- **TASK DETAILS**:
Please output the following records exactly. Leave every image out.

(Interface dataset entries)
—————
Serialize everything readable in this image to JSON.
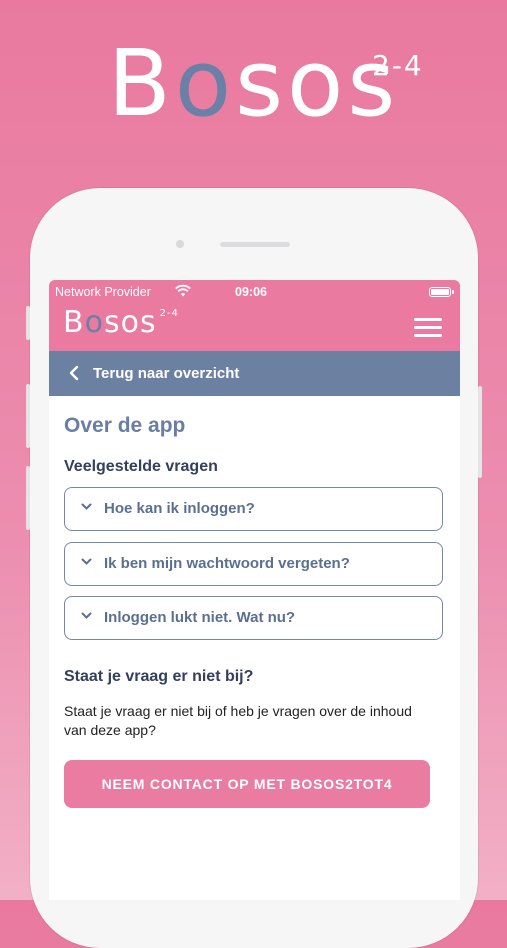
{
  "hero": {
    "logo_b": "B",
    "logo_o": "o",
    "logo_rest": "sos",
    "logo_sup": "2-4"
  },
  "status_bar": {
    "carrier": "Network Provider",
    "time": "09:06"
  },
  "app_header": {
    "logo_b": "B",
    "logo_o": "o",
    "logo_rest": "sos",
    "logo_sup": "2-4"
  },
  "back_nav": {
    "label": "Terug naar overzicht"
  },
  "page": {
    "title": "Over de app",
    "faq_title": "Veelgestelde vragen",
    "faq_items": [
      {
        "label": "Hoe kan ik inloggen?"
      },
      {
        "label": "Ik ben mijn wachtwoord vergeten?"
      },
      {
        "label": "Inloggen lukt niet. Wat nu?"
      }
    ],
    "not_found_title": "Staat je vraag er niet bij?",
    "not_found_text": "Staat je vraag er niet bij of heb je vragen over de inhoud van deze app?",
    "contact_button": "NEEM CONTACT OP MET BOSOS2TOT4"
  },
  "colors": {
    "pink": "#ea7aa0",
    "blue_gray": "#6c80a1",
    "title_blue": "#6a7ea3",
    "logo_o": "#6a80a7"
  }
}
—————
- **SOLUTION FOR THIS PROBLEM**:
Serialize everything readable in this image to JSON.
{
  "hero": {
    "logo_b": "B",
    "logo_o": "o",
    "logo_rest": "sos",
    "logo_sup": "2-4"
  },
  "status_bar": {
    "carrier": "Network Provider",
    "time": "09:06"
  },
  "app_header": {
    "logo_b": "B",
    "logo_o": "o",
    "logo_rest": "sos",
    "logo_sup": "2-4"
  },
  "back_nav": {
    "label": "Terug naar overzicht"
  },
  "page": {
    "title": "Over de app",
    "faq_title": "Veelgestelde vragen",
    "faq_items": [
      {
        "label": "Hoe kan ik inloggen?"
      },
      {
        "label": "Ik ben mijn wachtwoord vergeten?"
      },
      {
        "label": "Inloggen lukt niet. Wat nu?"
      }
    ],
    "not_found_title": "Staat je vraag er niet bij?",
    "not_found_text": "Staat je vraag er niet bij of heb je vragen over de inhoud van deze app?",
    "contact_button": "NEEM CONTACT OP MET BOSOS2TOT4"
  },
  "colors": {
    "pink": "#ea7aa0",
    "blue_gray": "#6c80a1",
    "title_blue": "#6a7ea3",
    "logo_o": "#6a80a7"
  }
}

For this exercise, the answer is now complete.